[DESCRIPTION OF THE TASK] Print all of the data exactly.

[Interface dataset entries]
★ ★ ★ ★ ★ ★ ★

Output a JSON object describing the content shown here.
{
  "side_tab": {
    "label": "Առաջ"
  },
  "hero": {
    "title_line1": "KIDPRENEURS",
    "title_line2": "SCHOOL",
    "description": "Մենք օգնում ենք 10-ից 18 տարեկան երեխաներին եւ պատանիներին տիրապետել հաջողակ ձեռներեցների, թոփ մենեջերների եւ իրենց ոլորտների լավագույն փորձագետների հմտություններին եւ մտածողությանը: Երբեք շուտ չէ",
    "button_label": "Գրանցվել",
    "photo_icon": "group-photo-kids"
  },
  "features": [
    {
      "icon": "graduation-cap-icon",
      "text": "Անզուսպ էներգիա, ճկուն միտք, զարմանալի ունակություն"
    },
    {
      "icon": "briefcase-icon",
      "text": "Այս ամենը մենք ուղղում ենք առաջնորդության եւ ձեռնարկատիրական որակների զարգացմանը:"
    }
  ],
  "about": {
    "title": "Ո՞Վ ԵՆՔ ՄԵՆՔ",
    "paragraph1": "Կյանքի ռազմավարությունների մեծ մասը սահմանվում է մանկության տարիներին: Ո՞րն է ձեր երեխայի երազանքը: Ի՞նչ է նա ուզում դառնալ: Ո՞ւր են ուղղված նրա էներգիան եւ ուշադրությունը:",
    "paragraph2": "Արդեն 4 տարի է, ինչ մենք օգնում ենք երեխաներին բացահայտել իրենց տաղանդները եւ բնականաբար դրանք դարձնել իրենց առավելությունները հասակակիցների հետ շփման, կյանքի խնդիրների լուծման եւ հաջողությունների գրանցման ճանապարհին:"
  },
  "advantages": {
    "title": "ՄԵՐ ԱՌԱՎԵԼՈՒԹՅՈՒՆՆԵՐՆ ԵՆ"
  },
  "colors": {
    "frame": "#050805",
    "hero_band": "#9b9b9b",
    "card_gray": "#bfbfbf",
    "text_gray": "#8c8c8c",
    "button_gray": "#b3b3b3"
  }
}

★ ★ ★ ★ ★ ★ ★

[WRITTEN ANSWER]
Output a JSON object describing the content shown here.
{
  "side_tab": {
    "label": "Առաջ"
  },
  "hero": {
    "title_line1": "KIDPRENEURS",
    "title_line2": "SCHOOL",
    "description": "Մենք օգնում ենք 10-ից 18 տարեկան երեխաներին եւ պատանիներին տիրապետել հաջողակ ձեռներեցների, թոփ մենեջերների եւ իրենց ոլորտների լավագույն փորձագետների հմտություններին եւ մտածողությանը: Երբեք շուտ չէ",
    "button_label": "Գրանցվել",
    "photo_icon": "group-photo-kids"
  },
  "features": [
    {
      "icon": "graduation-cap-icon",
      "text": "Անզուսպ էներգիա, ճկուն միտք, զարմանալի ունակություն"
    },
    {
      "icon": "briefcase-icon",
      "text": "Այս ամենը մենք ուղղում ենք առաջնորդության եւ ձեռնարկատիրական որակների զարգացմանը:"
    }
  ],
  "about": {
    "title": "Ո՞Վ ԵՆՔ ՄԵՆՔ",
    "paragraph1": "Կյանքի ռազմավարությունների մեծ մասը սահմանվում է մանկության տարիներին: Ո՞րն է ձեր երեխայի երազանքը: Ի՞նչ է նա ուզում դառնալ: Ո՞ւր են ուղղված նրա էներգիան եւ ուշադրությունը:",
    "paragraph2": "Արդեն 4 տարի է, ինչ մենք օգնում ենք երեխաներին բացահայտել իրենց տաղանդները եւ բնականաբար դրանք դարձնել իրենց առավելությունները հասակակիցների հետ շփման, կյանքի խնդիրների լուծման եւ հաջողությունների գրանցման ճանապարհին:"
  },
  "advantages": {
    "title": "ՄԵՐ ԱՌԱՎԵԼՈՒԹՅՈՒՆՆԵՐՆ ԵՆ"
  },
  "colors": {
    "frame": "#050805",
    "hero_band": "#9b9b9b",
    "card_gray": "#bfbfbf",
    "text_gray": "#8c8c8c",
    "button_gray": "#b3b3b3"
  }
}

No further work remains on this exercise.